The symbolic government of Louis XIV’s kingdom was nothing more than a group of appointed advisors who all preached the same beliefs as their leader. The way he chose his ministers and generals was “not for their knowledge, but for their ignorance, not for their capacity but for their want of it.” He chose ministers and generals that he could shape and mold and make into good little puppets. All of the people in his government whom he let think had power were simply thinking what Louis would think, doing what he would do, his beliefs were expressed through these people. The only reason he had ministers in positions of “power” was so that he gave the public the illusion of not having too much control. Had the public who had been educated by the king, thought that the king was imposing too much control on them they might have revolted, this is why Louis had to build the stage of Versailles and produce the play of his government.
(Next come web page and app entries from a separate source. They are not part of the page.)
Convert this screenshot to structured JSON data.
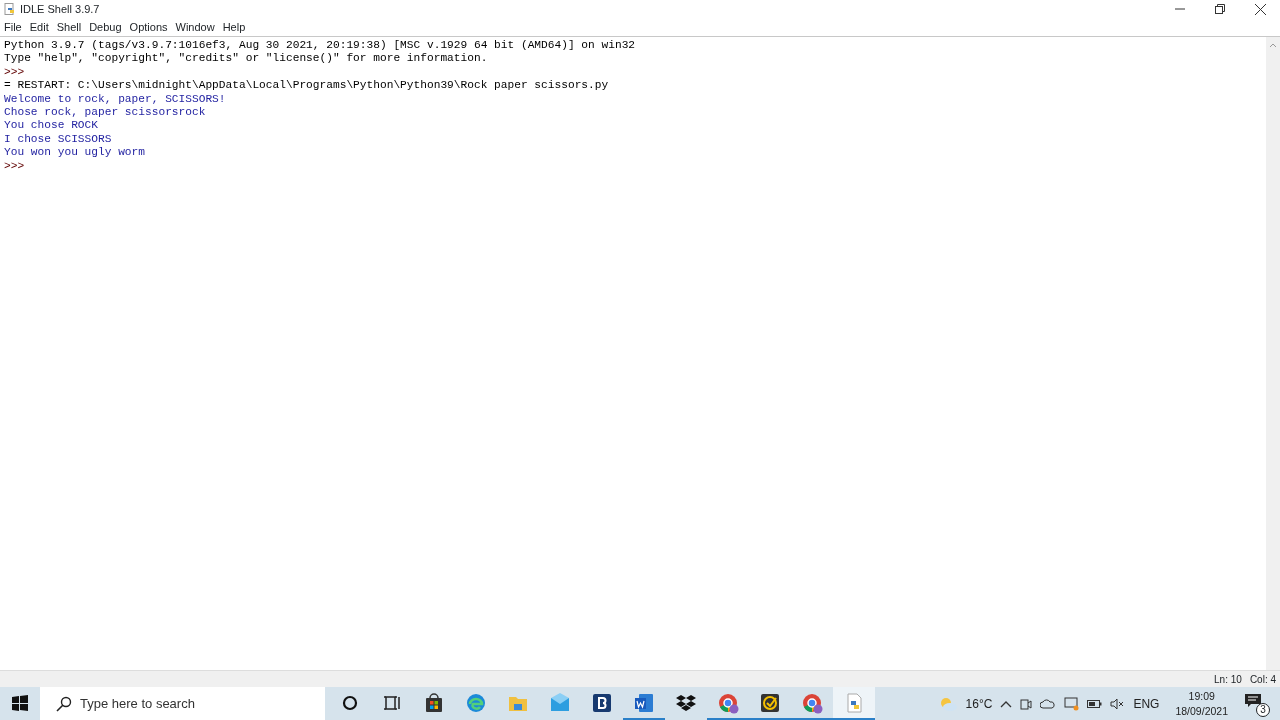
{
  "window": {
    "title": "IDLE Shell 3.9.7"
  },
  "menu": [
    "File",
    "Edit",
    "Shell",
    "Debug",
    "Options",
    "Window",
    "Help"
  ],
  "shell_lines": [
    {
      "kind": "banner",
      "text": "Python 3.9.7 (tags/v3.9.7:1016ef3, Aug 30 2021, 20:19:38) [MSC v.1929 64 bit (AMD64)] on win32"
    },
    {
      "kind": "banner",
      "text": "Type \"help\", \"copyright\", \"credits\" or \"license()\" for more information."
    },
    {
      "kind": "prompt",
      "text": ">>>"
    },
    {
      "kind": "restart",
      "text": "= RESTART: C:\\Users\\midnight\\AppData\\Local\\Programs\\Python\\Python39\\Rock paper scissors.py"
    },
    {
      "kind": "stdout",
      "text": "Welcome to rock, paper, SCISSORS!"
    },
    {
      "kind": "stdout",
      "text": "Chose rock, paper scissorsrock"
    },
    {
      "kind": "stdout",
      "text": "You chose ROCK"
    },
    {
      "kind": "stdout",
      "text": "I chose SCISSORS"
    },
    {
      "kind": "stdout",
      "text": "You won you ugly worm"
    },
    {
      "kind": "prompt",
      "text": ">>>"
    }
  ],
  "status_bar": {
    "line": "Ln: 10",
    "column": "Col: 4"
  },
  "taskbar": {
    "search": {
      "placeholder": "Type here to search"
    },
    "apps": [
      {
        "kind": "cortana",
        "running": false,
        "active": false
      },
      {
        "kind": "taskview",
        "running": false,
        "active": false
      },
      {
        "kind": "store",
        "running": false,
        "active": false
      },
      {
        "kind": "edge",
        "running": false,
        "active": false
      },
      {
        "kind": "folder",
        "running": false,
        "active": false
      },
      {
        "kind": "mail",
        "running": false,
        "active": false
      },
      {
        "kind": "b",
        "running": false,
        "active": false
      },
      {
        "kind": "word",
        "running": true,
        "active": false
      },
      {
        "kind": "dropbox",
        "running": false,
        "active": false
      },
      {
        "kind": "chrome",
        "running": true,
        "active": false
      },
      {
        "kind": "norton",
        "running": true,
        "active": false
      },
      {
        "kind": "chrome",
        "running": true,
        "active": false
      },
      {
        "kind": "python",
        "running": true,
        "active": true
      }
    ],
    "temperature": "16°C",
    "language": "ENG",
    "time": "19:09",
    "date": "18/09/2021",
    "notifications": "3"
  }
}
Louis did many things during his reign, but none can be made out to be truly for the sole benefit of France. Although many did in the long run benefit the country, this was not the intention when they were put forth. Louis’ power was absolute and the only reason he had absolute power was so at the end of the day, he could take credit for all the glory and blame and behead one of his puppet generals or ministers for anything that had went wrong, or looked bad. With absolute power comes the ability to do absolutely anything, and Louis, for his own personal being, abused or used his power for his lush expensive lifestyle. The people of France would support him whether they knew what he was doing or not, there was no other choice for them.
Lewis, W.H. “The Splendid Century” in The Absolutism of Louis XIV: the End of Anarchy or the Beginning of Tyranny? Bryan Tierney, ed. Et al. New York: Random House, 1967
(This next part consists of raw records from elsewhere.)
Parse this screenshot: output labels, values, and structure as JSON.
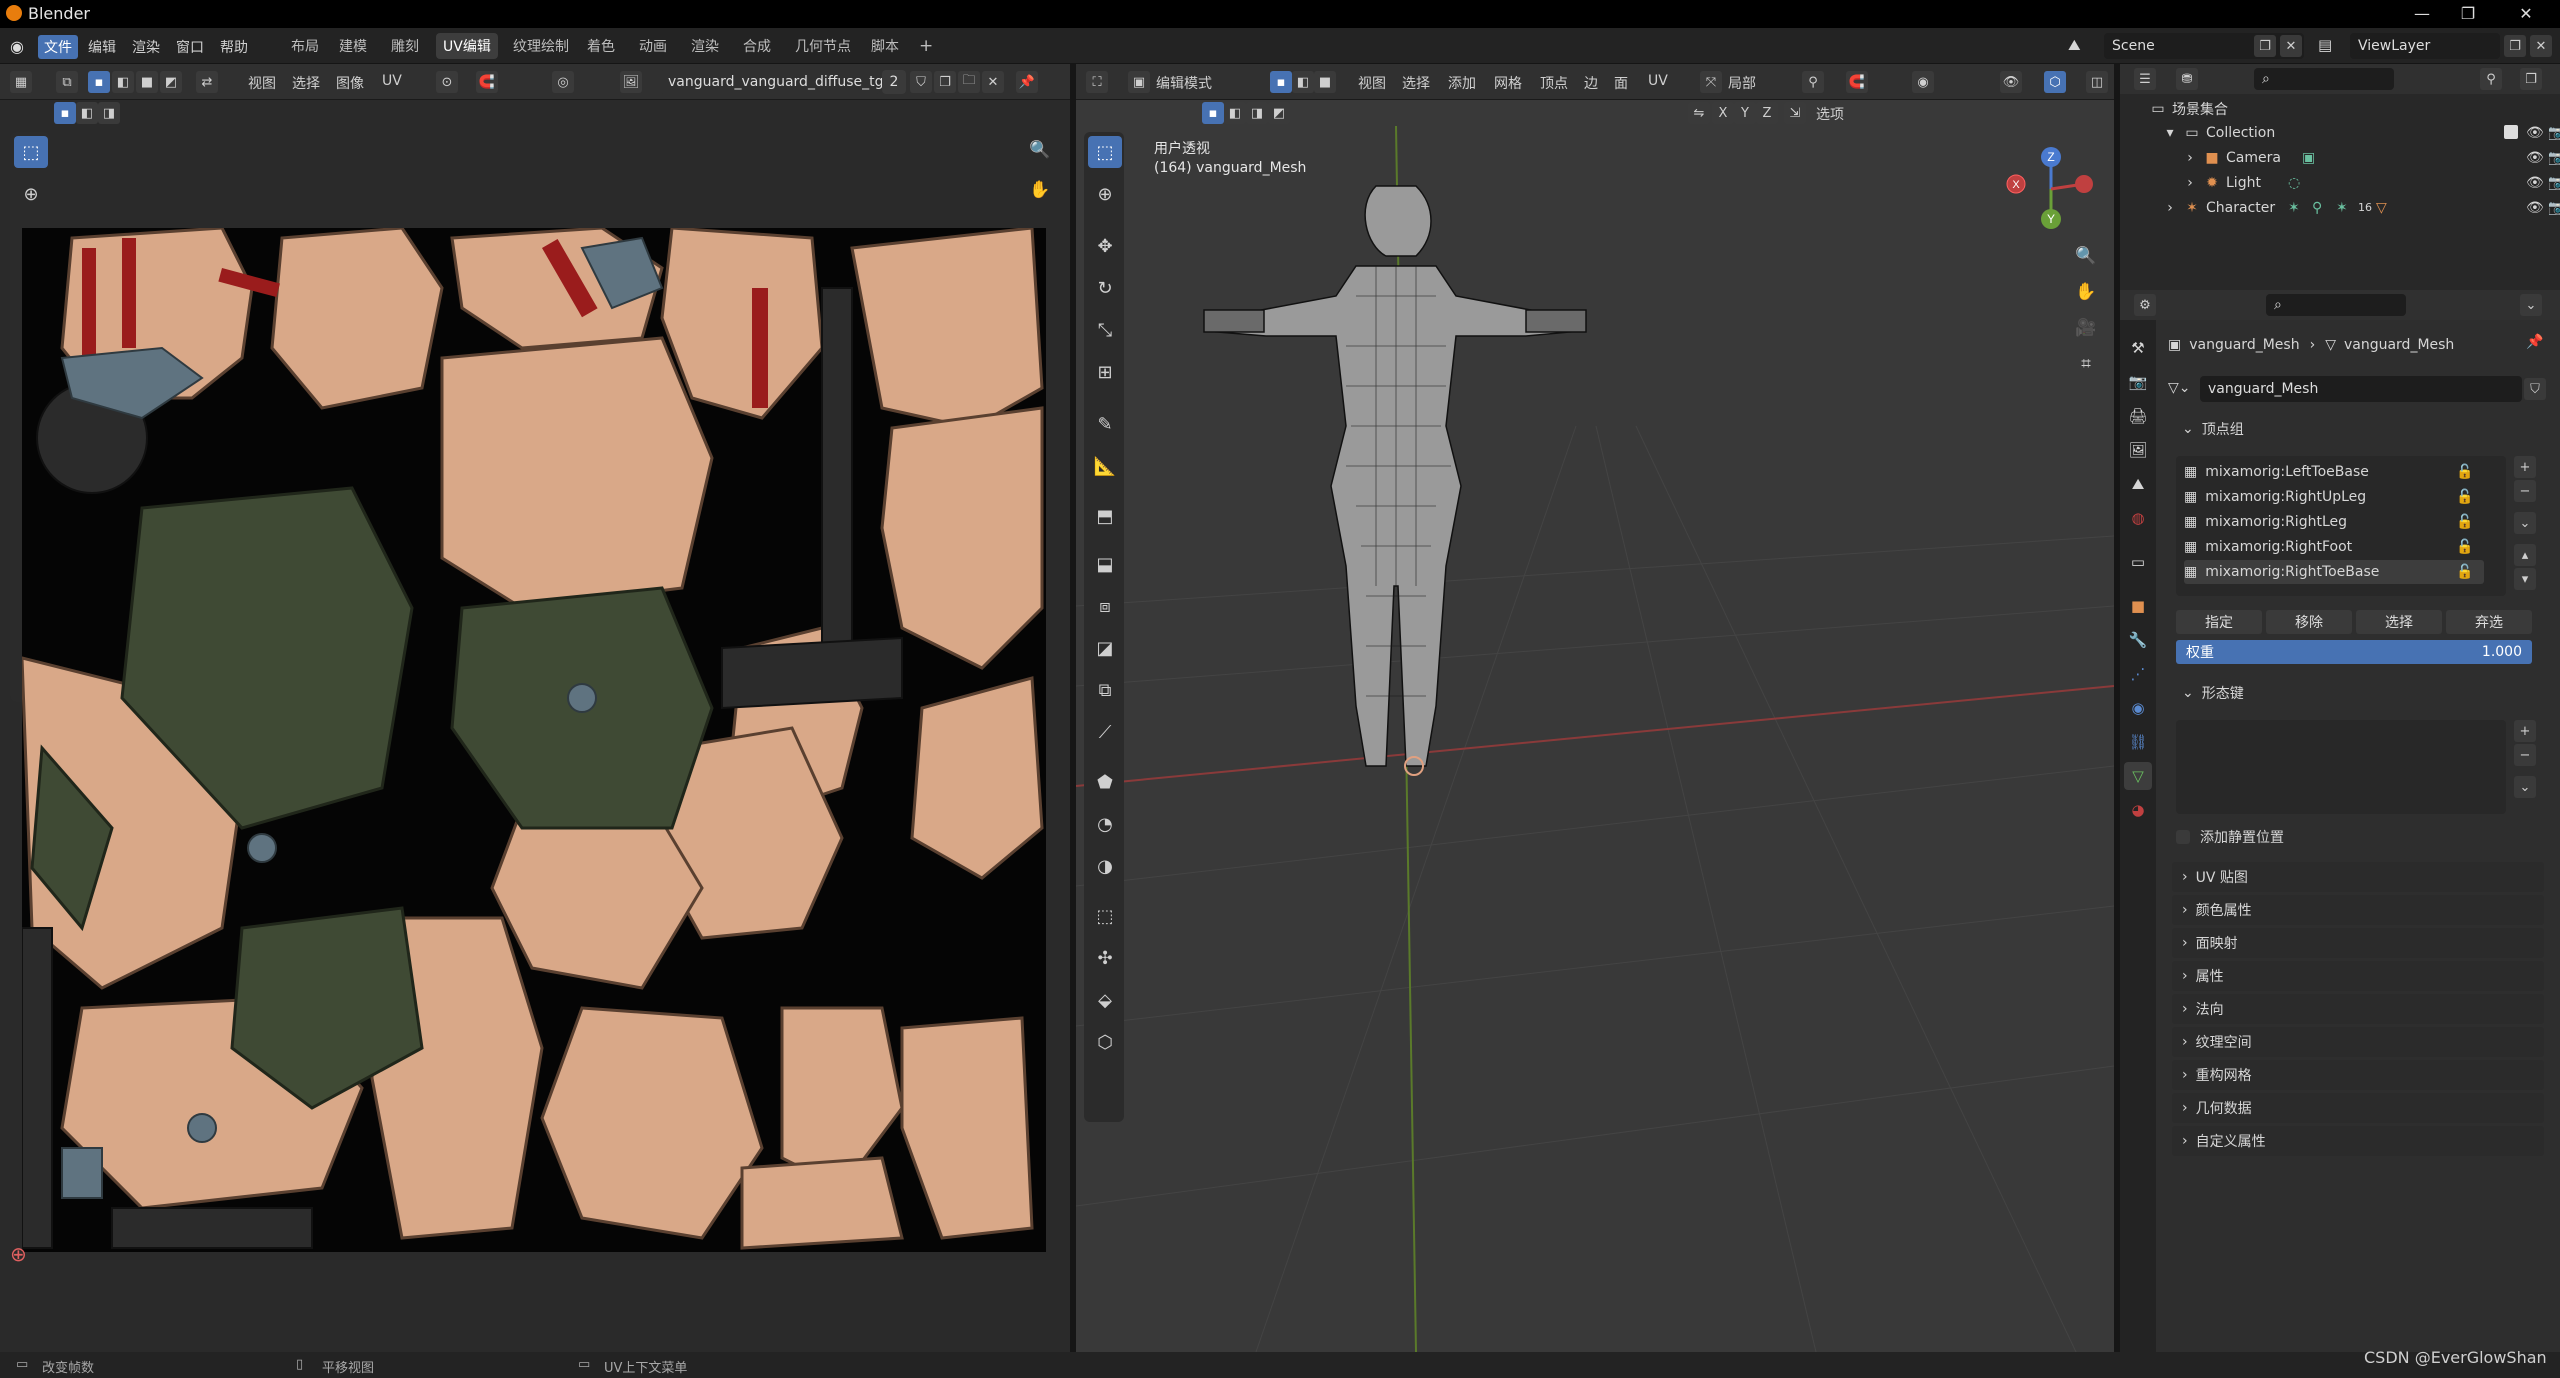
{
  "app": {
    "title": "Blender"
  },
  "topbar": {
    "menus": [
      "文件",
      "编辑",
      "渲染",
      "窗口",
      "帮助"
    ],
    "workspaces": [
      "布局",
      "建模",
      "雕刻",
      "UV编辑",
      "纹理绘制",
      "着色",
      "动画",
      "渲染",
      "合成",
      "几何节点",
      "脚本"
    ],
    "active_workspace": "UV编辑",
    "add_tab": "+",
    "scene": "Scene",
    "viewlayer": "ViewLayer"
  },
  "uv_editor": {
    "menus": [
      "视图",
      "选择",
      "图像",
      "UV"
    ],
    "image_name": "vanguard_vanguard_diffuse_tga",
    "user_count": "2"
  },
  "viewport": {
    "mode": "编辑模式",
    "menus": [
      "视图",
      "选择",
      "添加",
      "网格",
      "顶点",
      "边",
      "面",
      "UV"
    ],
    "transform_orientation": "局部",
    "axes": [
      "X",
      "Y",
      "Z"
    ],
    "options": "选项",
    "view_name": "用户透视",
    "object_info": "(164) vanguard_Mesh",
    "gizmo": {
      "x": "X",
      "y": "Y",
      "z": "Z"
    }
  },
  "outliner": {
    "root": "场景集合",
    "items": [
      {
        "label": "Collection",
        "depth": 1
      },
      {
        "label": "Camera",
        "depth": 2
      },
      {
        "label": "Light",
        "depth": 2
      },
      {
        "label": "Character",
        "depth": 1
      }
    ],
    "character_count": "16"
  },
  "properties": {
    "breadcrumb_object": "vanguard_Mesh",
    "breadcrumb_data": "vanguard_Mesh",
    "mesh_name": "vanguard_Mesh",
    "vertex_groups_title": "顶点组",
    "vertex_groups": [
      "mixamorig:LeftToeBase",
      "mixamorig:RightUpLeg",
      "mixamorig:RightLeg",
      "mixamorig:RightFoot",
      "mixamorig:RightToeBase"
    ],
    "vg_buttons": [
      "指定",
      "移除",
      "选择",
      "弃选"
    ],
    "weight_label": "权重",
    "weight_value": "1.000",
    "shape_keys_title": "形态键",
    "add_rest_position": "添加静置位置",
    "sections": [
      "UV 贴图",
      "颜色属性",
      "面映射",
      "属性",
      "法向",
      "纹理空间",
      "重构网格",
      "几何数据",
      "自定义属性"
    ]
  },
  "statusbar": {
    "items": [
      "改变帧数",
      "平移视图",
      "UV上下文菜单"
    ],
    "watermark": "CSDN @EverGlowShan"
  },
  "colors": {
    "accent": "#4772b3",
    "bg": "#1d1d1d",
    "panel": "#303030",
    "texture_skin": "#d9a888",
    "texture_green": "#3f4a34",
    "texture_red": "#9a1c1c"
  }
}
“The Memoirs of Saint Simon” in The Absolutism of Louis XIV: the End of Anarchy or the Beginning of Tyranny? Bryan Tierney, ed. Et al. New York: Random House, 1967
King, James E. “Science and Rationalism in the Government of Louis XIV” in The Absolutism of Louis XIV: the End of Anarchy or the Beginning of Tyranny? Bryan Tierney, ed. Et al. New York: Random House, 1967
Voltaire. “The Age of Louis XIV” in The Absolutism of Louis XIV: the End of Anarchy or the Beginning of Tyranny? Bryan Tierney, ed. Et al. New York: Random House, 1967
Guignebert, Charles. “A Short History of the French People” in The Absolutism of Louis XIV: the End of Anarchy or the Beginning of Tyranny? Bryan Tierney, ed. Et al. New York: Random House, 1967
Mousnier, Roland. “The XVIth and XVIIth Centuries” in The Absolutism of Louis XIV: the End of Anarchy or the Beginning of Tyranny? Bryan Tierney, ed. Et al. New York: Random House, 1967